We propose that the long-term movement of the ITCZ is primarily driven by two factors: (i) the meridional temperature gradient within the realm of the Hadley cell, and (ii) the expansion of Northern Hemisphere glaciation [Flohn, 1981; Chiang and Bitz, 2005]. As a driver for the first factor we suggest the summer insolation difference between 30°N and 30°S (Figure 1d), while the benthic oxygen isotope records (Figure 1a) are strongly related to glaciation in northern latitudes. Accordingly, the long-term trends of the Fe/K record (Figure 1f) are largely parallel to the benthic isotope records (Figure 1a) and the insolation curve (Figure 1d).

4.3. Caveat: Magnitude of AMOC Slowdown

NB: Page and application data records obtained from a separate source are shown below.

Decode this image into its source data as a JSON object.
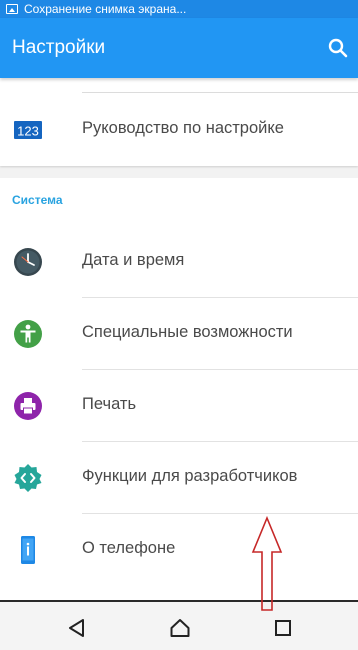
{
  "status_bar": {
    "notification_text": "Сохранение снимка экрана...",
    "icon": "screenshot-notification-icon"
  },
  "app_bar": {
    "title": "Настройки",
    "search_icon": "search-icon"
  },
  "top_section": {
    "items": [
      {
        "label": "Руководство по настройке",
        "icon": "setup-guide-icon"
      }
    ]
  },
  "system_section": {
    "header": "Система",
    "items": [
      {
        "label": "Дата и время",
        "icon": "clock-icon"
      },
      {
        "label": "Специальные возможности",
        "icon": "accessibility-icon"
      },
      {
        "label": "Печать",
        "icon": "printer-icon"
      },
      {
        "label": "Функции для разработчиков",
        "icon": "developer-options-icon"
      },
      {
        "label": "О телефоне",
        "icon": "phone-info-icon"
      }
    ]
  },
  "setup_icon_text": "123",
  "nav_bar": {
    "back": "back-icon",
    "home": "home-icon",
    "recents": "recents-icon"
  },
  "colors": {
    "app_bar": "#2196f3",
    "status_bar": "#1e88e5",
    "section_header": "#29a3e0",
    "annotation": "#c62828"
  }
}
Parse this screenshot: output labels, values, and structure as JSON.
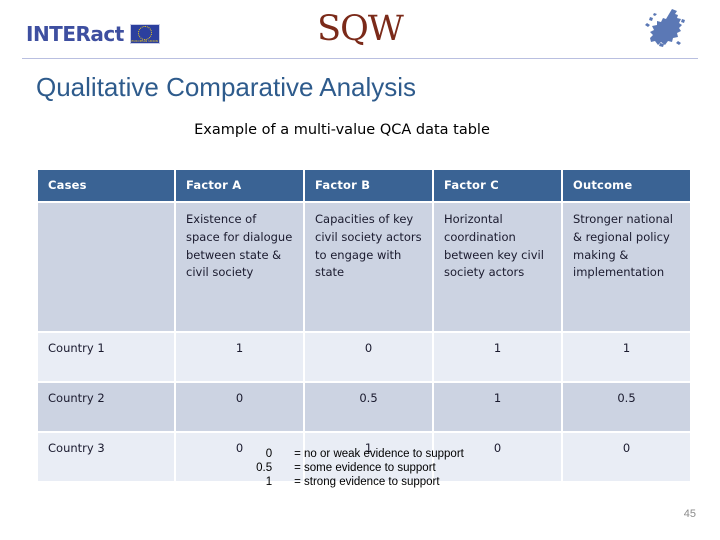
{
  "header": {
    "interact_logo_text": "INTERact",
    "eu_flag_caption": "EUROPEAN UNION",
    "sqw_logo_text": "SQW",
    "eu_map_name": "europe-map-icon"
  },
  "title": "Qualitative Comparative Analysis",
  "subtitle": "Example of a multi-value QCA data table",
  "table": {
    "headers": [
      "Cases",
      "Factor A",
      "Factor B",
      "Factor C",
      "Outcome"
    ],
    "descriptions": [
      "",
      "Existence of space for dialogue between state & civil society",
      "Capacities of key civil society actors to engage with state",
      "Horizontal coordination between key civil society actors",
      "Stronger national & regional policy making & implementation"
    ],
    "rows": [
      {
        "case": "Country 1",
        "values": [
          "1",
          "0",
          "1",
          "1"
        ]
      },
      {
        "case": "Country 2",
        "values": [
          "0",
          "0.5",
          "1",
          "0.5"
        ]
      },
      {
        "case": "Country 3",
        "values": [
          "0",
          "1",
          "0",
          "0"
        ]
      }
    ]
  },
  "legend": [
    {
      "key": "0",
      "text": "= no or weak evidence to support"
    },
    {
      "key": "0.5",
      "text": "= some evidence to support"
    },
    {
      "key": "1",
      "text": "= strong evidence to support"
    }
  ],
  "slide_number": "45",
  "colors": {
    "title_blue": "#2e5b8c",
    "header_blue": "#3a6394",
    "row_light": "#e9edf5",
    "row_dark": "#ccd3e2",
    "sqw_brown": "#7b2a19",
    "interact_blue": "#3e4fa0"
  }
}
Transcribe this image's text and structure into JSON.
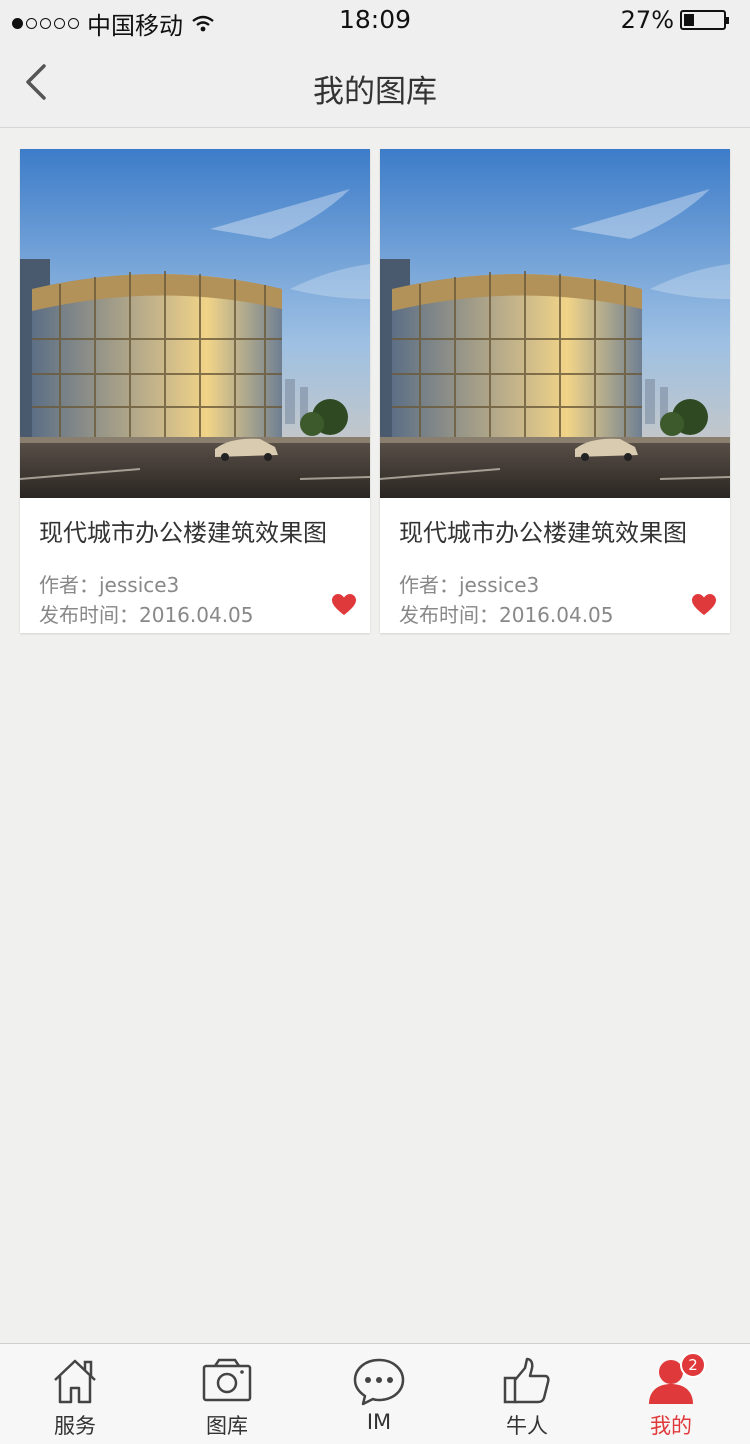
{
  "status_bar": {
    "carrier": "中国移动",
    "time": "18:09",
    "battery": "27%",
    "battery_level": 0.27,
    "signal_bars": 1
  },
  "header": {
    "title": "我的图库",
    "back_icon": "chevron-left-icon"
  },
  "gallery": [
    {
      "title": "现代城市办公楼建筑效果图",
      "author": "作者：jessice3",
      "date": "发布时间：2016.04.05",
      "favorited": true
    },
    {
      "title": "现代城市办公楼建筑效果图",
      "author": "作者：jessice3",
      "date": "发布时间：2016.04.05",
      "favorited": true
    }
  ],
  "tabs": [
    {
      "label": "服务",
      "icon": "home-icon",
      "active": false
    },
    {
      "label": "图库",
      "icon": "camera-icon",
      "active": false
    },
    {
      "label": "IM",
      "icon": "chat-icon",
      "active": false
    },
    {
      "label": "牛人",
      "icon": "thumbs-up-icon",
      "active": false
    },
    {
      "label": "我的",
      "icon": "user-icon",
      "active": true,
      "badge": "2"
    }
  ],
  "colors": {
    "accent": "#e0393b",
    "background": "#f0f0ee",
    "bar": "#efefef"
  }
}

The conceptual model proposed in the previous section combines physically consistent processes with the paleo-record of West African rainfall that is associated with the position of the ITCZ. It does not exclude, however, that other mechanisms might have been responsible for the southward movement of the seesaw's zero-anomaly line. An obvious hypothesis might be that the magnitude of AMOC slowdown (associated with the magnitude of North Atlantic meltwater input and/or the stability properties of the AMOC) affected the position of the fulcrum. Some water-hosing model studies indeed suggest that the zero-anomaly line in the northeastern tropical Atlantic moves southward with increasing meltwater input [Otto-Bliesner and Brady, 2010]. Hence, different magnitudes of AMOC slowdown during Heinrich stadials cannot be ruled out as a potential cause for the different locations of the seesaw's fulcrum. However, the gradual southward movement of the fulcrum from MIS4 to MIS2 would imply a gradual increase in the magnitude of AMOC slowdown from H6 to H1, for which there is no paleoceanographic evidence. Applying appropriate boundary conditions for MIS4 and MIS3, climate modelling of different Heinrich events is urgently needed to disentangle the different effects of orbital forcing, cryosphere expansion and meltwater forcing upon the bipolar seesaw.

5. Conclusions

Two records of SST (derived from Mg/Ca of G. ruber pink) from the West African margin at 15°N (GeoB9508-5) and 12°N (GeoB9526-5) during MIS 2-4 reveal variations in the latitudinal position of the bipolar seesaw's zero-anomaly, which separates Northern Hemisphere cooling from Southern Hemisphere warming. During H1 and H2, cooling at both core locations suggests a position of the zero-anomaly line south of 12°N. During H3 to H5, warming at the southern core location associated with cooling at the northern core location hints to a position of the zero-anomaly line between 12°N and 15°N. During subordinated cold stadial H5/6, warming at 12°N as well as 15°N indicates a position of the zero-anomaly line north of 15°N. We propose a conceptual model in which the observed modifications of the tropical seesaw SST pattern were driven by a long-term movement of the ITCZ summer position, which also affected rainfall over West Africa. We propose that the seesaw's zero-anomaly line is ultimately controlled by the interplay between orbital-driven changes in the tropical meridional temperature gradient and the expansion of Northern Hemisphere glaciation.


We thank Günter Meyer, Lisa Schönborn, Cornelia Saukel and Susanne Wiebe for technical support. The climate model experiments have been performed on the IBM pSeries 690 Supercomputer of the Norddeutscher Verbund für Hoch- und Höchstleistungsrechnen (HLRN). This work was supported by the DFG Research Centre/Excellence Cluster “The Ocean in the Earth System.”